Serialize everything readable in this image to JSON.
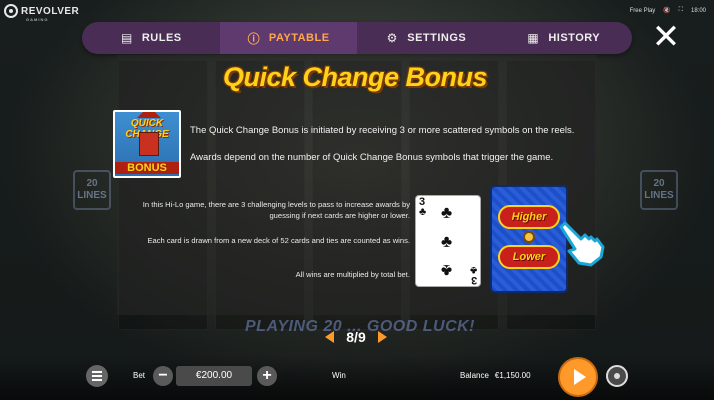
{
  "brand": {
    "name": "REVOLVER",
    "sub": "GAMING"
  },
  "top_right": {
    "mode": "Free Play",
    "time": "18:00"
  },
  "tabs": [
    {
      "label": "RULES",
      "icon": "book-icon"
    },
    {
      "label": "PAYTABLE",
      "icon": "info-icon"
    },
    {
      "label": "SETTINGS",
      "icon": "gear-icon"
    },
    {
      "label": "HISTORY",
      "icon": "calendar-icon"
    }
  ],
  "active_tab": "PAYTABLE",
  "panel": {
    "title": "Quick Change Bonus",
    "bonus_symbol": {
      "top": "QUICK CHANGE",
      "bottom": "BONUS"
    },
    "line1": "The Quick Change Bonus is initiated by receiving 3 or more scattered symbols on the reels.",
    "line2": "Awards depend on the number of Quick Change Bonus symbols that trigger the game.",
    "small1": "In this Hi-Lo game, there are 3 challenging levels to pass to increase awards by guessing if next cards are higher or lower.",
    "small2": "Each card is drawn from a new deck of 52 cards and ties are counted as wins.",
    "small3": "All wins are multiplied by total bet.",
    "card": {
      "rank": "3",
      "suit": "♣"
    },
    "hilo": {
      "higher": "Higher",
      "lower": "Lower"
    }
  },
  "background": {
    "lines_left": "20 LINES",
    "lines_right": "20 LINES",
    "banner": "PLAYING 20 ... GOOD LUCK!"
  },
  "pager": {
    "text": "8/9"
  },
  "bottom_bar": {
    "bet_label": "Bet",
    "bet_value": "€200.00",
    "minus": "−",
    "plus": "+",
    "win_label": "Win",
    "balance_label": "Balance",
    "balance_value": "€1,150.00"
  },
  "colors": {
    "accent": "#ffa84a",
    "tabbar": "#4a2d55",
    "title": "#ffd21a",
    "spin": "#ff9a2a"
  }
}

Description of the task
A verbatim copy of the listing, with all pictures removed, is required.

Result for this task
Serialize everything readable in this image to JSON.
{
  "brand": {
    "name": "REVOLVER",
    "sub": "GAMING"
  },
  "top_right": {
    "mode": "Free Play",
    "time": "18:00"
  },
  "tabs": [
    {
      "label": "RULES",
      "icon": "book-icon"
    },
    {
      "label": "PAYTABLE",
      "icon": "info-icon"
    },
    {
      "label": "SETTINGS",
      "icon": "gear-icon"
    },
    {
      "label": "HISTORY",
      "icon": "calendar-icon"
    }
  ],
  "active_tab": "PAYTABLE",
  "panel": {
    "title": "Quick Change Bonus",
    "bonus_symbol": {
      "top": "QUICK CHANGE",
      "bottom": "BONUS"
    },
    "line1": "The Quick Change Bonus is initiated by receiving 3 or more scattered symbols on the reels.",
    "line2": "Awards depend on the number of Quick Change Bonus symbols that trigger the game.",
    "small1": "In this Hi-Lo game, there are 3 challenging levels to pass to increase awards by guessing if next cards are higher or lower.",
    "small2": "Each card is drawn from a new deck of 52 cards and ties are counted as wins.",
    "small3": "All wins are multiplied by total bet.",
    "card": {
      "rank": "3",
      "suit": "♣"
    },
    "hilo": {
      "higher": "Higher",
      "lower": "Lower"
    }
  },
  "background": {
    "lines_left": "20 LINES",
    "lines_right": "20 LINES",
    "banner": "PLAYING 20 ... GOOD LUCK!"
  },
  "pager": {
    "text": "8/9"
  },
  "bottom_bar": {
    "bet_label": "Bet",
    "bet_value": "€200.00",
    "minus": "−",
    "plus": "+",
    "win_label": "Win",
    "balance_label": "Balance",
    "balance_value": "€1,150.00"
  },
  "colors": {
    "accent": "#ffa84a",
    "tabbar": "#4a2d55",
    "title": "#ffd21a",
    "spin": "#ff9a2a"
  }
}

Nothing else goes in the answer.